Concept: Cem Sina Çetin, Servet Ulaş
Design & Implementation: Cem Sina Çetin
Tools: P5.js, clmtrackr

Conway’s Game of Life is a cellular automaton, the rules of which were defined by the British mathematician, John Horton Conway. The two dimensional simulation runs on a grid and each cell is defined as being either alive or dead. Depending on the rules of the game, each cell dies, survives or comes back to life.

The imbalance between the simplicity of its rules and the complexity of the output is mind-boggling: The patterns in the Game of Life can create cycles, self replicating forms or fully fledged factories.

This version of Conway’s Game of Life is designed as a thought experiment and a commentary on evolution. The Game of Life defines a very simple system in which patterns can give rise to others; merge with them, destroy them, create chaos or settle in fluctuating states. The human face is a product of roughly 3.5 billion years of evolution. A form that seems to be working fairly well, considering the percentage of life forms today that utilizes the same basic body plan when it comes to the face; a fine tuned set of organs that won’t be evolving into something radically different within the foreseeable future.

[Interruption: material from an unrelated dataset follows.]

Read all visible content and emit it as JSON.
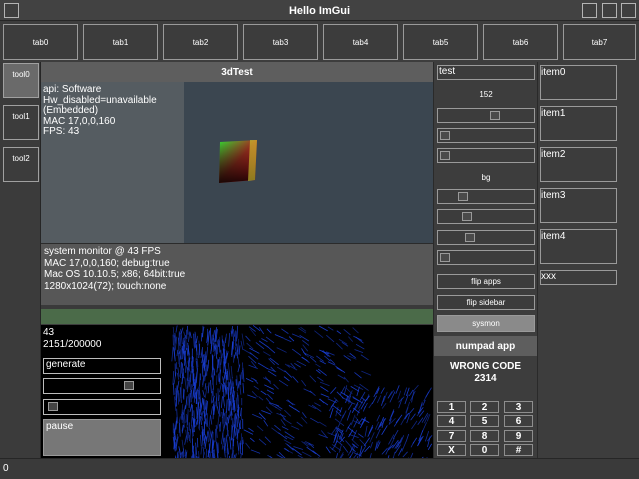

The Game of Life (at Face Value), acts as a relay between the biological evolution and the simulated, mathematical life. It captures the face of the viewer, converts it into a cell grid and merges it with a running instance of the Game of Life.

This way the face, a product of billion years of evolution, a fairly static form, is translated into an abstraction of its own. The product becomes the seed and unfolds once again, free of any constraints imposed by biological encoding.


‘c’ toggles the camera (i.e. the face detection). By default it is on.
‘f’ replaces the entire grid with the face pixels, so that the simulation expands solely from the face information.
touch/mouse drag to create alive cells.